### Excerpted records

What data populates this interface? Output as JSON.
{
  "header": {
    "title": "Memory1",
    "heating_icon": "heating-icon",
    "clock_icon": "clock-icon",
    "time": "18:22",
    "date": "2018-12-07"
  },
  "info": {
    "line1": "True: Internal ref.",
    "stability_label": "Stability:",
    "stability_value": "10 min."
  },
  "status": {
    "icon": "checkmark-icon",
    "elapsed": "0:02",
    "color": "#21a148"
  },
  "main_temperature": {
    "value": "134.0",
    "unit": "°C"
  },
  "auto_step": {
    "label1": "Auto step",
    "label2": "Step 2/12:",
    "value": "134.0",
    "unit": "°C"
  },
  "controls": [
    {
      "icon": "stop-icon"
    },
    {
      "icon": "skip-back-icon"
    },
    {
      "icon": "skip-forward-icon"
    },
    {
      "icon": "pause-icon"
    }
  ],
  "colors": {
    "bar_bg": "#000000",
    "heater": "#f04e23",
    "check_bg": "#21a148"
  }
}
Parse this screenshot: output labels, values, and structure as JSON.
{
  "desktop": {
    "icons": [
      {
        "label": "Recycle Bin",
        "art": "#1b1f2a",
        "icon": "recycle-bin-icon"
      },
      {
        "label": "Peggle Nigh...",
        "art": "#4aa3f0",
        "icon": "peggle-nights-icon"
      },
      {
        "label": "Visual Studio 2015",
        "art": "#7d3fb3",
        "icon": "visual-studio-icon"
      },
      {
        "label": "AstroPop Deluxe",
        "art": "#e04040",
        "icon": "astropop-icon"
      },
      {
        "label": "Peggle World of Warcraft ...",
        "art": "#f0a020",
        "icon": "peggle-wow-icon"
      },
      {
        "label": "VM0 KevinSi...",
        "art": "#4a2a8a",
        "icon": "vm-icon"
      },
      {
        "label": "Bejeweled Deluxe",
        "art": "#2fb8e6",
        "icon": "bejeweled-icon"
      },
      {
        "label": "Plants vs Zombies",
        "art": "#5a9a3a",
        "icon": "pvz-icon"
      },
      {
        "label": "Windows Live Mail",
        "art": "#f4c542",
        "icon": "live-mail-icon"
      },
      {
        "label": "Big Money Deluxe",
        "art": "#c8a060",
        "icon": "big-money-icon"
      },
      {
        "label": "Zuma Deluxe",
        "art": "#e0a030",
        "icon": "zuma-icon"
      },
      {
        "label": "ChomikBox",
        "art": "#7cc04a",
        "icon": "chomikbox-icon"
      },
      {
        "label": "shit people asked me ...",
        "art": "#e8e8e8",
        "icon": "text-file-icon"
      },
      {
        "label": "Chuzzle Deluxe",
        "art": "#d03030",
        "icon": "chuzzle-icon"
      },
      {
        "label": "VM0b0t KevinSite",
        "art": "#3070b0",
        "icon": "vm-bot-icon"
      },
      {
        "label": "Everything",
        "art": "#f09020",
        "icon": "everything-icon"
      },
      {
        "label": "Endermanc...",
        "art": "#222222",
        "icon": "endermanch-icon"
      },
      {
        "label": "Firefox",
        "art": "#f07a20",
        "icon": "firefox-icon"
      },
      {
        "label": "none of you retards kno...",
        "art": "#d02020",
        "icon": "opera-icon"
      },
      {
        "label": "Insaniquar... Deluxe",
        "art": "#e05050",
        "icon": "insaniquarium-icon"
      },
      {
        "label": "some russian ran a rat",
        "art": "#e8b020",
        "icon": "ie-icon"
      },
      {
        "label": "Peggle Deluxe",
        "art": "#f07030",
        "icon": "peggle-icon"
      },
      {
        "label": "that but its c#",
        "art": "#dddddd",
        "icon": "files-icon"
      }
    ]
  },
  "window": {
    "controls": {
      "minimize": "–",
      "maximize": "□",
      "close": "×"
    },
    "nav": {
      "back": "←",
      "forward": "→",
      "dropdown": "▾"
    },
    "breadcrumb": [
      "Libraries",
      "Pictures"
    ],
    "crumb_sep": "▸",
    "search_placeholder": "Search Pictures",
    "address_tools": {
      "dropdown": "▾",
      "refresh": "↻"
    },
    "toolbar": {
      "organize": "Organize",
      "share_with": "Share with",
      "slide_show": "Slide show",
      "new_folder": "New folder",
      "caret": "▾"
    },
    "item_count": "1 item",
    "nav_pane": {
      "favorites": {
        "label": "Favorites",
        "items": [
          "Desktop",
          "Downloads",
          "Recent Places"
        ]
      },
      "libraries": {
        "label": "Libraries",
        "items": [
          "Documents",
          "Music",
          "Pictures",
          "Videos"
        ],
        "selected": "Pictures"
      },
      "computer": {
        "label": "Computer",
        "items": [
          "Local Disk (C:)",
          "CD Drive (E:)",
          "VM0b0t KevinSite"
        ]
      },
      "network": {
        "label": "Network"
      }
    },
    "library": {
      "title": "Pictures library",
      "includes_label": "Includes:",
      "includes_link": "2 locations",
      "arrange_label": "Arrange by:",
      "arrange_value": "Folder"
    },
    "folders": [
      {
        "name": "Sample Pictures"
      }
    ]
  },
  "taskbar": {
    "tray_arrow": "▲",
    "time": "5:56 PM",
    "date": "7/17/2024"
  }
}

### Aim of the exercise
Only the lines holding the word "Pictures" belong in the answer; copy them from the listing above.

### Response to the exercise
      "Pictures"
    "search_placeholder": "Search Pictures",
          "Pictures",
        "selected": "Pictures"
      "title": "Pictures library",
        "name": "Sample Pictures"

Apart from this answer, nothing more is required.